scientific 6. c. a. a. Ability to see new visions.英语泛读教程 3 学生用书 第3版 Follow-up Exercises A.26 3:39:20 PM . an example of strategy 4. The Incubate profile stresses all the following EXCEPT . a. b. Better city planning. People in the Improve profile are first of all . motivation and first-rate performance were highly stressed at Watson’s IBM. was ambitious in his youth before graduating from Brown University. commercial products of the business  b. the spirit the business embodies c. c. 5. The Imagine profile tends to be all of the following EXCEPT . variety of food b. a battlefield b. very experimental c. 3.5. Which of the following is true? a. 1. Comprehending the text. d. traditional 2. imaginative d. a. Love of things for children. Kroc’s Hamburger System is marked by all the following EXCEPT . explorative d.indd 20 2011. community of empowered individuals 20 Unit 1. understanding of process 7. a sweatshop d. standardization d. Returning to IBM. speculative c. exact duplication c. a failure c. Watson paid great attention to the amount of computers produced. a. Competence. d. Choose the best answer. Jr.  Investment companies love competition and challenge and the danger for the extreme Invest profile is to become . Thomas Watson. highly artistic b. b. which invented the computer. Watson’s father founded IBM. Which of the following best fits Walt Disney? a. experimentative b. Spirit of entertaining.

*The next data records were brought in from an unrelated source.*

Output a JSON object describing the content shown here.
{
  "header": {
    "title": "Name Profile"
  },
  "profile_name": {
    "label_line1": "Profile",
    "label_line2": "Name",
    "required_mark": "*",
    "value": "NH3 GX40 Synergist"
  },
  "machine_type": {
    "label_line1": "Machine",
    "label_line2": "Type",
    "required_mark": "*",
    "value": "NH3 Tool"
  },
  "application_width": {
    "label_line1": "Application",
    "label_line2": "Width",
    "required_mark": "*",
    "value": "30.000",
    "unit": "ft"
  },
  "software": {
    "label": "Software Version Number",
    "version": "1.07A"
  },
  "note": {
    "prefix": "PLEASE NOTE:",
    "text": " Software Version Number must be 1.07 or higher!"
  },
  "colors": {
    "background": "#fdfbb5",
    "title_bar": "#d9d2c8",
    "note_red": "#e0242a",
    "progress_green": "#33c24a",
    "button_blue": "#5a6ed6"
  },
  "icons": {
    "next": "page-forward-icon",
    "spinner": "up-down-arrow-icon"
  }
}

2 What can you learn from the people representing the four creativity profiles? 21 Unit 1. he proved to be a healer on an incredible social and cultural scale c. d. shared values and communication What made Bill Wilson so extraordinary is that . a.  he succeeded in forming an organization with the sole purpose of teaching others how to overcome their addictions d.Unit 1 8. Discussing the following topics. he learned how to stop his own raging alcoholism b. he established himself as a convincing teacher B.26 3:39:20 PM .5.indd 21 2011. 1  What are the characteristics for each of the four types of creativity? Please give more examples to illustrate.